◆ YOUR GOAL
As the answer, give a copy of each line below that includes the word "active".

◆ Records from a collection
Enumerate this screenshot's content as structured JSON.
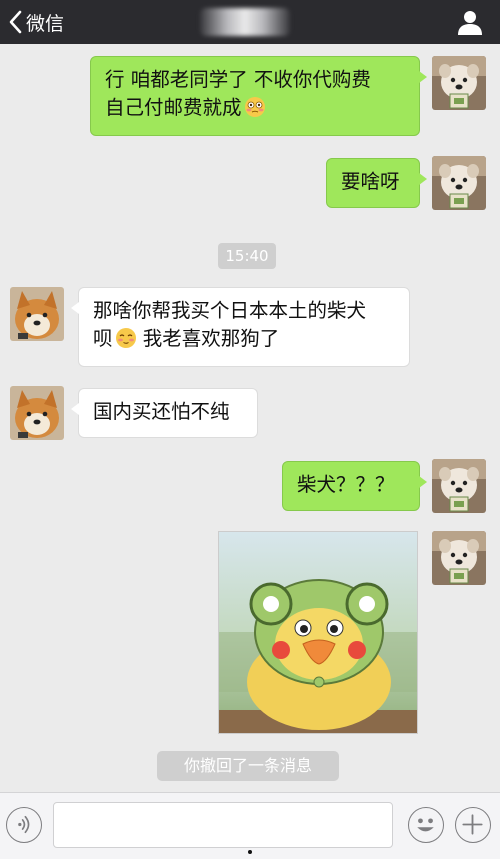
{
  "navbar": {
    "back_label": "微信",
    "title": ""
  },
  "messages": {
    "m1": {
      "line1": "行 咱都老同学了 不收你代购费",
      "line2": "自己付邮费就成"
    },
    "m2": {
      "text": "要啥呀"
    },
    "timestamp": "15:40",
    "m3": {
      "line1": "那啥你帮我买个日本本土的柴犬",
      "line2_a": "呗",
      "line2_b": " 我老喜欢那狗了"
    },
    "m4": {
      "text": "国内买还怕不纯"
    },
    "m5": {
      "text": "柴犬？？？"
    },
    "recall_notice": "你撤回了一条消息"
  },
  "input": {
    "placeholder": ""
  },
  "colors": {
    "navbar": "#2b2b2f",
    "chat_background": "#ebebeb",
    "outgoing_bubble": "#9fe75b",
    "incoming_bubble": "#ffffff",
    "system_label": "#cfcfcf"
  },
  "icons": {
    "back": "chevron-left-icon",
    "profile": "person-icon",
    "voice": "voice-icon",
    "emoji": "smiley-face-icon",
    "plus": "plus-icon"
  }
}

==

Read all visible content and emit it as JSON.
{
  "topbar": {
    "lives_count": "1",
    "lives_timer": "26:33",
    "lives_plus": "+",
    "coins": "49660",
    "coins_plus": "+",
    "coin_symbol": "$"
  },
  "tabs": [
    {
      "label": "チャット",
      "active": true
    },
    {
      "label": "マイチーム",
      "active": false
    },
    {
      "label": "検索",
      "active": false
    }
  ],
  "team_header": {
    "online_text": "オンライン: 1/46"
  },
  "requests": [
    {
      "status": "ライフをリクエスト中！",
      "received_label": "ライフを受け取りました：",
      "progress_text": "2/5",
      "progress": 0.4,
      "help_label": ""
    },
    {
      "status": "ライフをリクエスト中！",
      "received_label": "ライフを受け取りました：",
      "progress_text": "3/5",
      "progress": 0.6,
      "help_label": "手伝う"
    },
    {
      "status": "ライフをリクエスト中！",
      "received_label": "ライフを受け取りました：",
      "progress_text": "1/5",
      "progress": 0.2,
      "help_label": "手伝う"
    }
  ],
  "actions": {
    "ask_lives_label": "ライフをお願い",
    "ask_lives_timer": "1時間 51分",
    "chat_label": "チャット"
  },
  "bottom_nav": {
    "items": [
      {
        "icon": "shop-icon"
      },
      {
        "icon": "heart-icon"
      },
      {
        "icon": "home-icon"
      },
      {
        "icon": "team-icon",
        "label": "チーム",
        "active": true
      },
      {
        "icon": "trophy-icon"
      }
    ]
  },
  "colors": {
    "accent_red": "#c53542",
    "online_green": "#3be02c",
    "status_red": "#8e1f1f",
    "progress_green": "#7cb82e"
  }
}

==

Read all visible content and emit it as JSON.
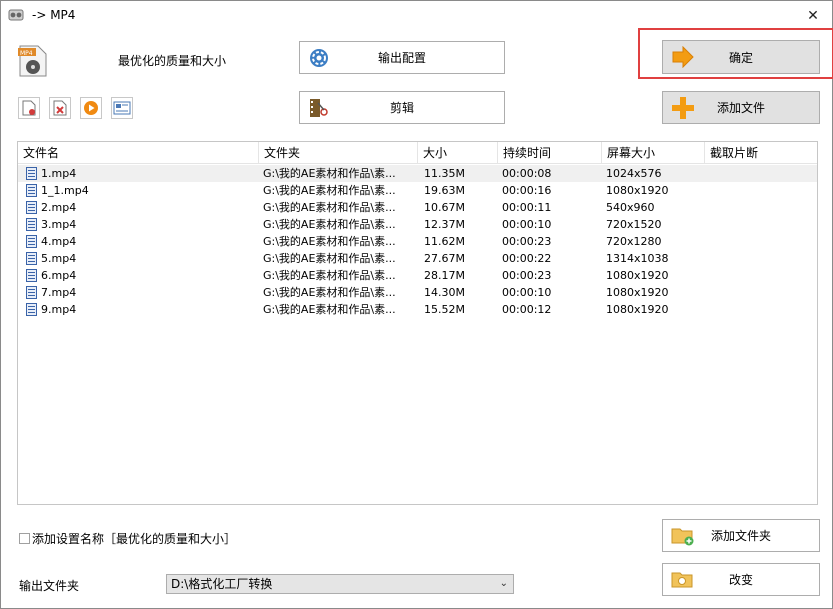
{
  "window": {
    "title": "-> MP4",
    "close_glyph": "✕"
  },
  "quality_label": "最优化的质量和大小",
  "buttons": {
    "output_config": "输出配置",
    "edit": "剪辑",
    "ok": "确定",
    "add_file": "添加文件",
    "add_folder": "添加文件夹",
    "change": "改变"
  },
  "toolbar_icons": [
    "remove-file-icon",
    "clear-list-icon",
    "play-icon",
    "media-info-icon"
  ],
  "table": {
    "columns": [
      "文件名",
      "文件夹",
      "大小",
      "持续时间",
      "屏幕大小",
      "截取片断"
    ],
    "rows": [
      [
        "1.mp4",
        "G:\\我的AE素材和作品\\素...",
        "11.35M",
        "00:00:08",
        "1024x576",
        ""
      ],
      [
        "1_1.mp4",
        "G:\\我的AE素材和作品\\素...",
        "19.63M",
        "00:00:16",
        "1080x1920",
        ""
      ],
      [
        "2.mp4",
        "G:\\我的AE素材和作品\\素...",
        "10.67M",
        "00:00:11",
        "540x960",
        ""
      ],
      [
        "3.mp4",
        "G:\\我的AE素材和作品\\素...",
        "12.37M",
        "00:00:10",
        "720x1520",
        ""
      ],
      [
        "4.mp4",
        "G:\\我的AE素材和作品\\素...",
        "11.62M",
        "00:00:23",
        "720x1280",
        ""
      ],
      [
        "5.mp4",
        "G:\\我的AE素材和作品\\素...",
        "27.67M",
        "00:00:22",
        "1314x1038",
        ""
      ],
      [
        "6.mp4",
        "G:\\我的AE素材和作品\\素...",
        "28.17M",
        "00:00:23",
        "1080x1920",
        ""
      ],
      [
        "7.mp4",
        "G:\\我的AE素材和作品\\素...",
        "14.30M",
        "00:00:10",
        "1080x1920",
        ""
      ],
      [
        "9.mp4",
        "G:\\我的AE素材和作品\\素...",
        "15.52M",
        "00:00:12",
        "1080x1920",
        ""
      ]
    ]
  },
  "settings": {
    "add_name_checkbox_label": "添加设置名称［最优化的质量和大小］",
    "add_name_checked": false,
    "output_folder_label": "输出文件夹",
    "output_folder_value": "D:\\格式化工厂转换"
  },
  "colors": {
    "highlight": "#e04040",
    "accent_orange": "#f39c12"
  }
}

◆ ANSWER SPACE
      "active": true
      "active": false
      "active": false
        "active": true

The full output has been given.